If a line in the data has the string "this", please show it.

▸ **Data entries**:
..............................

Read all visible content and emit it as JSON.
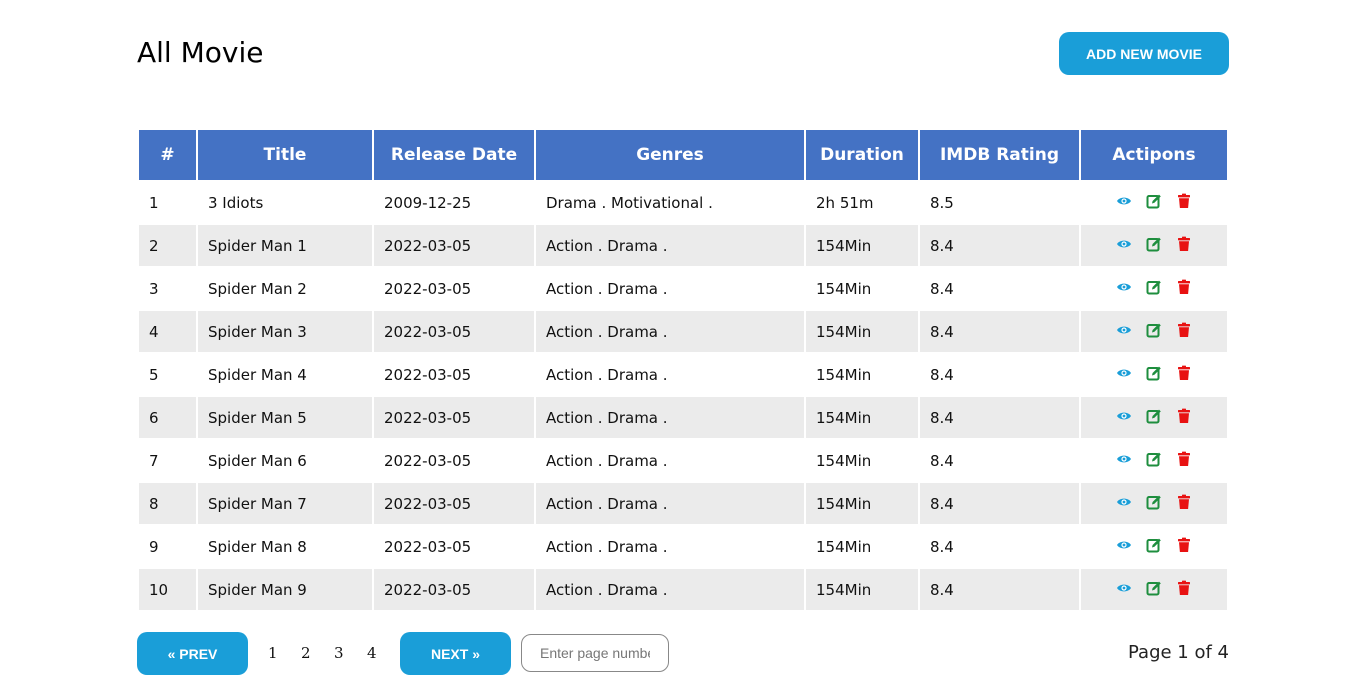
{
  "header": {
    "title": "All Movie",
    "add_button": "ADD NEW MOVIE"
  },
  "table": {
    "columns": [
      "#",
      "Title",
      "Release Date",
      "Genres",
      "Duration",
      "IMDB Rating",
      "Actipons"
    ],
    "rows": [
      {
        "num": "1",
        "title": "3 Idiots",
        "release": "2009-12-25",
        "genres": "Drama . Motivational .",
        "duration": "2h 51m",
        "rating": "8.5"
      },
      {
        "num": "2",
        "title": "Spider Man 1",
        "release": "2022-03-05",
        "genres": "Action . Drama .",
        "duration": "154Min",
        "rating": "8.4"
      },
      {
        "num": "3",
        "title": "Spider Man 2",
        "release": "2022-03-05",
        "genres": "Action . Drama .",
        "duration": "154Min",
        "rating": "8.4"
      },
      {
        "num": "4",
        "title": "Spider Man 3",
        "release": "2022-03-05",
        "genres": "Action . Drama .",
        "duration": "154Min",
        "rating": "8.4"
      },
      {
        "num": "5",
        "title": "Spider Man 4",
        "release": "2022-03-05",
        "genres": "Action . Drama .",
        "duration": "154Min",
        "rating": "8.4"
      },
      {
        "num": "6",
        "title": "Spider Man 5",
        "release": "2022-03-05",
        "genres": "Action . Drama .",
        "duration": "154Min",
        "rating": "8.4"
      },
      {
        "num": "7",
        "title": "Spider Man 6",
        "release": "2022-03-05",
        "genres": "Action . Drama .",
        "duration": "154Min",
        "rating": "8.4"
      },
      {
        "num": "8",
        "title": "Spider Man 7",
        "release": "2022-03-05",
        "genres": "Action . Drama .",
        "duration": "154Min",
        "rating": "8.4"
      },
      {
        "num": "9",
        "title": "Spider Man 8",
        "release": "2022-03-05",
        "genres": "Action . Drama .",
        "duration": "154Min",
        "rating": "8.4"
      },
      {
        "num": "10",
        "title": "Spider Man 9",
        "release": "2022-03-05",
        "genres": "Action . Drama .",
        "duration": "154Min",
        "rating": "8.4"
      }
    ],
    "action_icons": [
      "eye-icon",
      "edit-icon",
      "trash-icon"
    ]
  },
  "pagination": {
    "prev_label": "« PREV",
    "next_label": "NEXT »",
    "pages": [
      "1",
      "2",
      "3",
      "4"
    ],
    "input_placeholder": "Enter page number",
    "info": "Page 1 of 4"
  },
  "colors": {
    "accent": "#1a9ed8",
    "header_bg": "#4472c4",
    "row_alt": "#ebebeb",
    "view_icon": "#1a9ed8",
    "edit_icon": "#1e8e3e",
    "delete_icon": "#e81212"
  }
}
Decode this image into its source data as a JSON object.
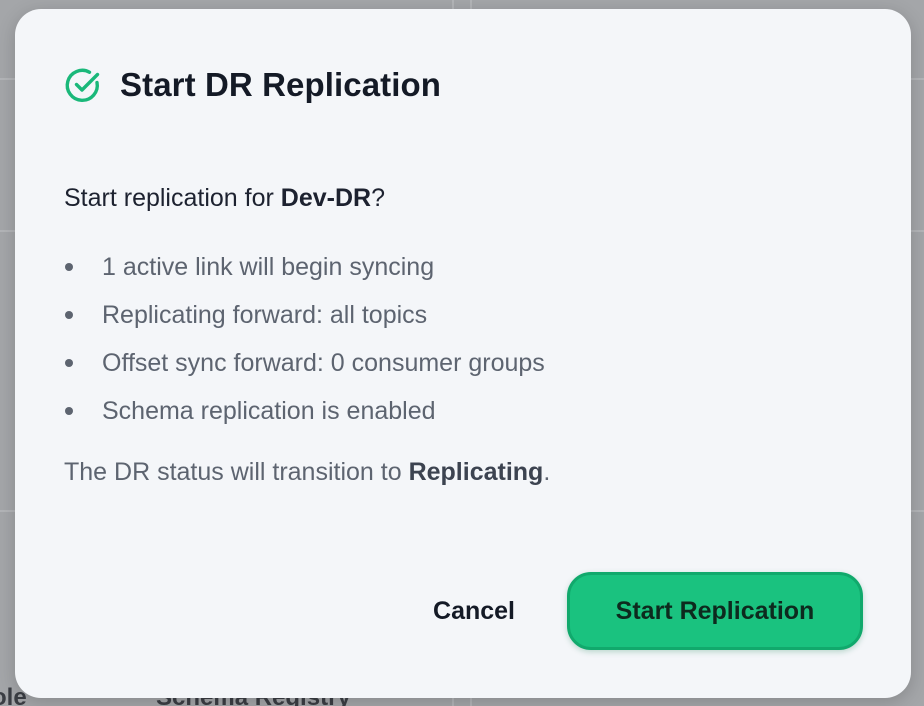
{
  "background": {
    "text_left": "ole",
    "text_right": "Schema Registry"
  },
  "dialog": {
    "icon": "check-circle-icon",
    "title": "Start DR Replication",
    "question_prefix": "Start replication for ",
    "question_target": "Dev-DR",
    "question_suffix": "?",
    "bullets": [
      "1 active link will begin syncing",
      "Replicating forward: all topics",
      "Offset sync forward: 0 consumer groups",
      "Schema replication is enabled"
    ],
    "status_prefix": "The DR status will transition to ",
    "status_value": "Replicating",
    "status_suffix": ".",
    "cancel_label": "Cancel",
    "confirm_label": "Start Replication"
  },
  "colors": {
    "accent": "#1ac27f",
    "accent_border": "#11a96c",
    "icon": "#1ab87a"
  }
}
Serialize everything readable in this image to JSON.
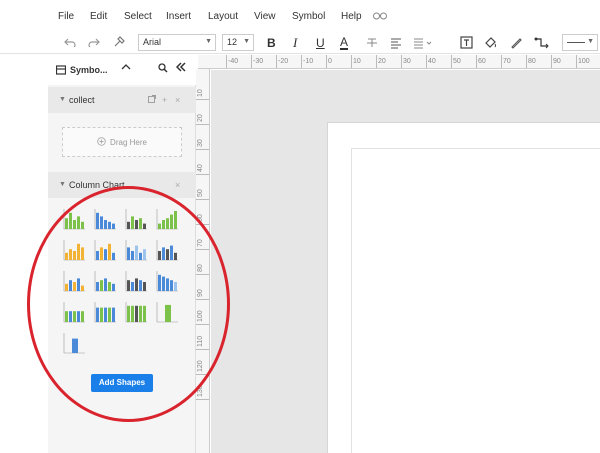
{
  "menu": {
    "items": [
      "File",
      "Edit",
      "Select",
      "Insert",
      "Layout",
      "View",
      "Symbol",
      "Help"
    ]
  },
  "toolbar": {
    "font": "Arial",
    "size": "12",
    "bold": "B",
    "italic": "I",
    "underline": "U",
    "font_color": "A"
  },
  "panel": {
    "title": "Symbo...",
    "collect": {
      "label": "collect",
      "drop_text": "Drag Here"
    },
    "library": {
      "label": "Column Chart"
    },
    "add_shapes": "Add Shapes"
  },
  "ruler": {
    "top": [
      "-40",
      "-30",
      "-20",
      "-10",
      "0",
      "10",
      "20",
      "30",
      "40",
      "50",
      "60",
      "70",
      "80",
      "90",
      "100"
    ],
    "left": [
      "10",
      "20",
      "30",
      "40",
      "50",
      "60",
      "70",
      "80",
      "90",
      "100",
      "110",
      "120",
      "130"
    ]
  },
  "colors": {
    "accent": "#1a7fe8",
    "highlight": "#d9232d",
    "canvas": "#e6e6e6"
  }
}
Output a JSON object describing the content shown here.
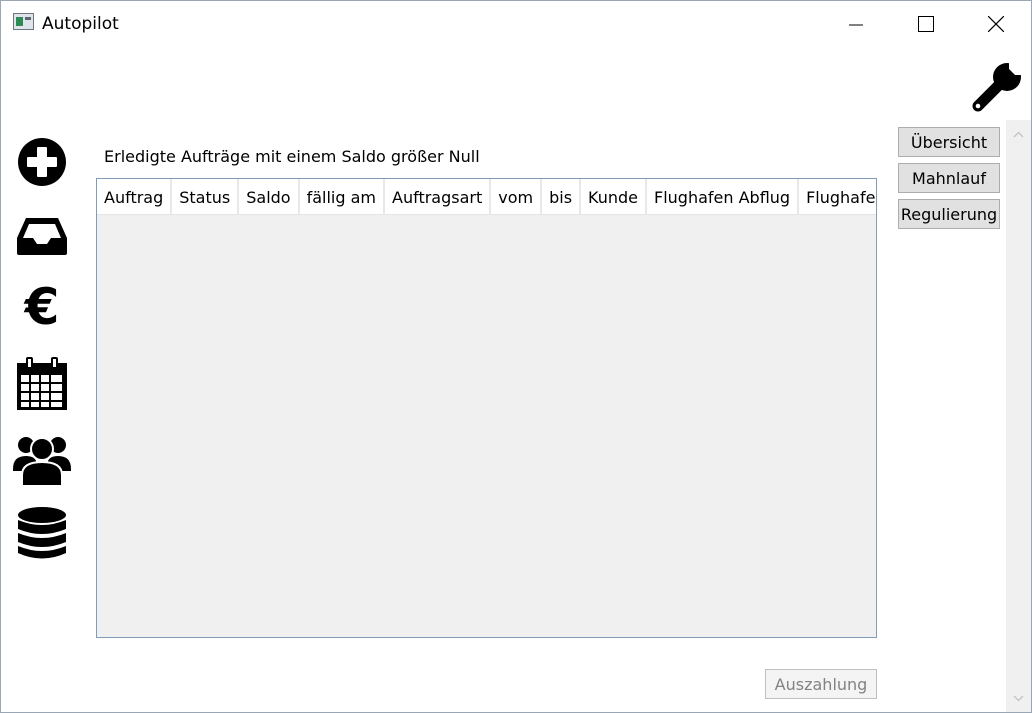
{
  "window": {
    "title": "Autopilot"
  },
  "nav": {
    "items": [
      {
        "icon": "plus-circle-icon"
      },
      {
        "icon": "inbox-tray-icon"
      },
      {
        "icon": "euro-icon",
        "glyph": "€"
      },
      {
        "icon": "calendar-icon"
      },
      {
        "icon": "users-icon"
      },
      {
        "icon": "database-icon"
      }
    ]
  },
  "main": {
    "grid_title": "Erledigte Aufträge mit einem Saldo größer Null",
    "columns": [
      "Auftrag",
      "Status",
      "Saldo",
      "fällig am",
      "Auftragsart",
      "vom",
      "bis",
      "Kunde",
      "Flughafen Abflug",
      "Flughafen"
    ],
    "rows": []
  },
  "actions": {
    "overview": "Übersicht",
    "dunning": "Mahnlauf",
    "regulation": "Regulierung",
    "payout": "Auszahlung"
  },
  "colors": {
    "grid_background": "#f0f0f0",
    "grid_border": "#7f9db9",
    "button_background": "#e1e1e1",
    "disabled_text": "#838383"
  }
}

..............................

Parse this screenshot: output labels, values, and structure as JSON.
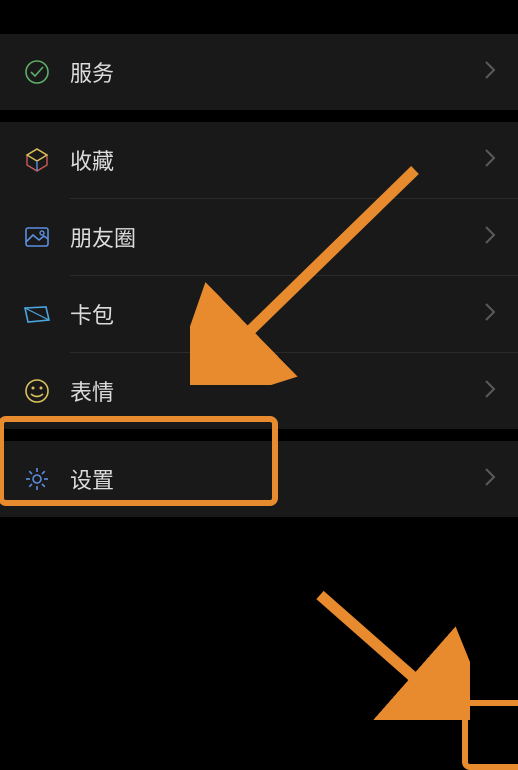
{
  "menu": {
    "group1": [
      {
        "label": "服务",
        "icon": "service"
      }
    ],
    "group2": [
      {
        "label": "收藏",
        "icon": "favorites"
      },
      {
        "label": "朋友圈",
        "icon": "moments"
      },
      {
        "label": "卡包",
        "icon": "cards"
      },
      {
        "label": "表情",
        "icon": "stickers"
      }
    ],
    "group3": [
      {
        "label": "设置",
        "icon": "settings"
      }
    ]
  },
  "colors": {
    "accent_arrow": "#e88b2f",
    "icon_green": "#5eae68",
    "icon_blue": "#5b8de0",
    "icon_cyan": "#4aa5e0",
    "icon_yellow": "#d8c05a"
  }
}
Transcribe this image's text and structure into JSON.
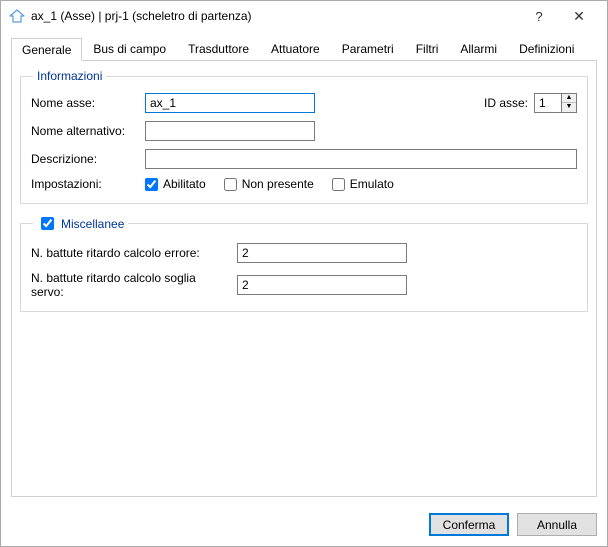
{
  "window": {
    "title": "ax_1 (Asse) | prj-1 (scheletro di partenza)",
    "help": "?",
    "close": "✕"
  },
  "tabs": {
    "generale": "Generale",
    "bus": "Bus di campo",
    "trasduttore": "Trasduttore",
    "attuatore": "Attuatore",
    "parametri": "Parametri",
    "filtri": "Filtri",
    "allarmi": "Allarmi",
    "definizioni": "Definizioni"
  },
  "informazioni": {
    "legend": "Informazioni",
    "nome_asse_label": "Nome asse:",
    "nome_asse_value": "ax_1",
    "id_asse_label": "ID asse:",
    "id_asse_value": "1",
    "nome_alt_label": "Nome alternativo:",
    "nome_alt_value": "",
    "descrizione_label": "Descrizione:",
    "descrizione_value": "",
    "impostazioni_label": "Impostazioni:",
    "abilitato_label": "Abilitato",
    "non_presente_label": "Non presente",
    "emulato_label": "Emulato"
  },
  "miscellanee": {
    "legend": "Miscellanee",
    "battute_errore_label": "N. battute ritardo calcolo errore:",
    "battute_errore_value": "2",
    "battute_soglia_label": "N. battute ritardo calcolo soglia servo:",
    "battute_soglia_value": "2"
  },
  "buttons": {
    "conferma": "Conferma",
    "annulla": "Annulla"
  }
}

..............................

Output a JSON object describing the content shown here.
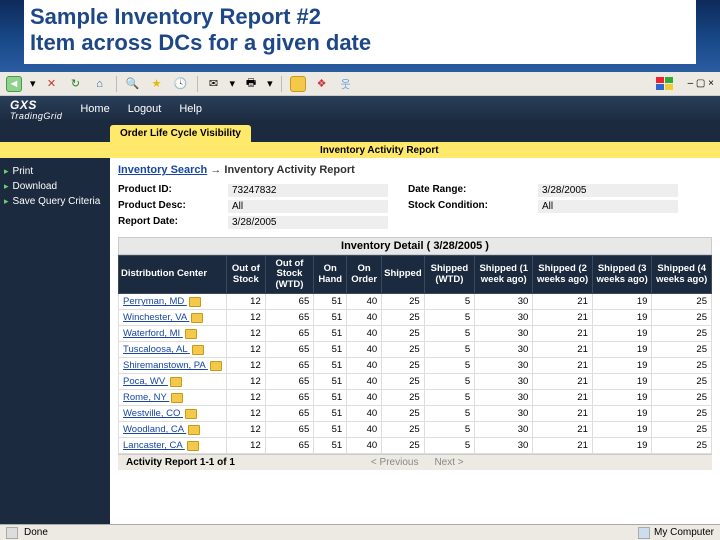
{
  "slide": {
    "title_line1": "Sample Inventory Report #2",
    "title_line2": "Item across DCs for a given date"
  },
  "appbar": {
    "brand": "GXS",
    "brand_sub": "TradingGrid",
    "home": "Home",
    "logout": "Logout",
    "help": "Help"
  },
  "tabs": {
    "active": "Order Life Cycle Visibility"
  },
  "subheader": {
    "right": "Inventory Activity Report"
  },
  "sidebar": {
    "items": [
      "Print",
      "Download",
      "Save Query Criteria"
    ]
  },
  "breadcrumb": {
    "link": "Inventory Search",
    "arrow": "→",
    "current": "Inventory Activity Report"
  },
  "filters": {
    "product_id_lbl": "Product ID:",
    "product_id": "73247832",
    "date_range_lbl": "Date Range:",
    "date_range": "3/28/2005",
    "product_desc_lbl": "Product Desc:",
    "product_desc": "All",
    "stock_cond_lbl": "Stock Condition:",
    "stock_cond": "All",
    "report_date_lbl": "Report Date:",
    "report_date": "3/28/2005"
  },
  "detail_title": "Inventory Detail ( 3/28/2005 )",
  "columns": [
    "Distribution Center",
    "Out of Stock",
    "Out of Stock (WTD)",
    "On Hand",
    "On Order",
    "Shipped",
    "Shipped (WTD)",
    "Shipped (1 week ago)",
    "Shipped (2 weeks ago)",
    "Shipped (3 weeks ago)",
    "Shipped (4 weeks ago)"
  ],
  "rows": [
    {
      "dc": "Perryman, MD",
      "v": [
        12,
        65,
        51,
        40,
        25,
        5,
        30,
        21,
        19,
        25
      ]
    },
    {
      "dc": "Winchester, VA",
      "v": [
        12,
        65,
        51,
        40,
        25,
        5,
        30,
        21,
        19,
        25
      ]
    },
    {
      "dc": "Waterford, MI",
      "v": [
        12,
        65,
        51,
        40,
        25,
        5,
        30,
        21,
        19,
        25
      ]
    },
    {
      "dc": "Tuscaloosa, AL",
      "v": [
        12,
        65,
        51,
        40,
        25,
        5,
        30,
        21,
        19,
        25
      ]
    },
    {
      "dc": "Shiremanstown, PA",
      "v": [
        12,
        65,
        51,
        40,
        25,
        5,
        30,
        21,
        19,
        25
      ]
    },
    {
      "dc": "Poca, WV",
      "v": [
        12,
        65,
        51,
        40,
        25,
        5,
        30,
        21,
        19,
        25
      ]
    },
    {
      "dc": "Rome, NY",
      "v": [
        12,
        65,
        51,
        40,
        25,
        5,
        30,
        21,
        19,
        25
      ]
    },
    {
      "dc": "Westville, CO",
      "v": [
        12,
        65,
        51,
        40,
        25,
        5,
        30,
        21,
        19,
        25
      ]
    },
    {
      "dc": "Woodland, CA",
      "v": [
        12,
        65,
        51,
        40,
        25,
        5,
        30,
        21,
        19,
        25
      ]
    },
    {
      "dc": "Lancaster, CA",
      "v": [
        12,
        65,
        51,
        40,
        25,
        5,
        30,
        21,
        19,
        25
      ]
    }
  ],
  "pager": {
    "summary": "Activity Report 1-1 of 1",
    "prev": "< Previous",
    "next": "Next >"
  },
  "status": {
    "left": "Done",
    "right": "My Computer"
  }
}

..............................

▸ **Answer box**:
Decode this image into its source data as a JSON object.
Serialize everything readable in this image to JSON.
Parse this screenshot: output labels, values, and structure as JSON.
Transcribe this image's text and structure into JSON.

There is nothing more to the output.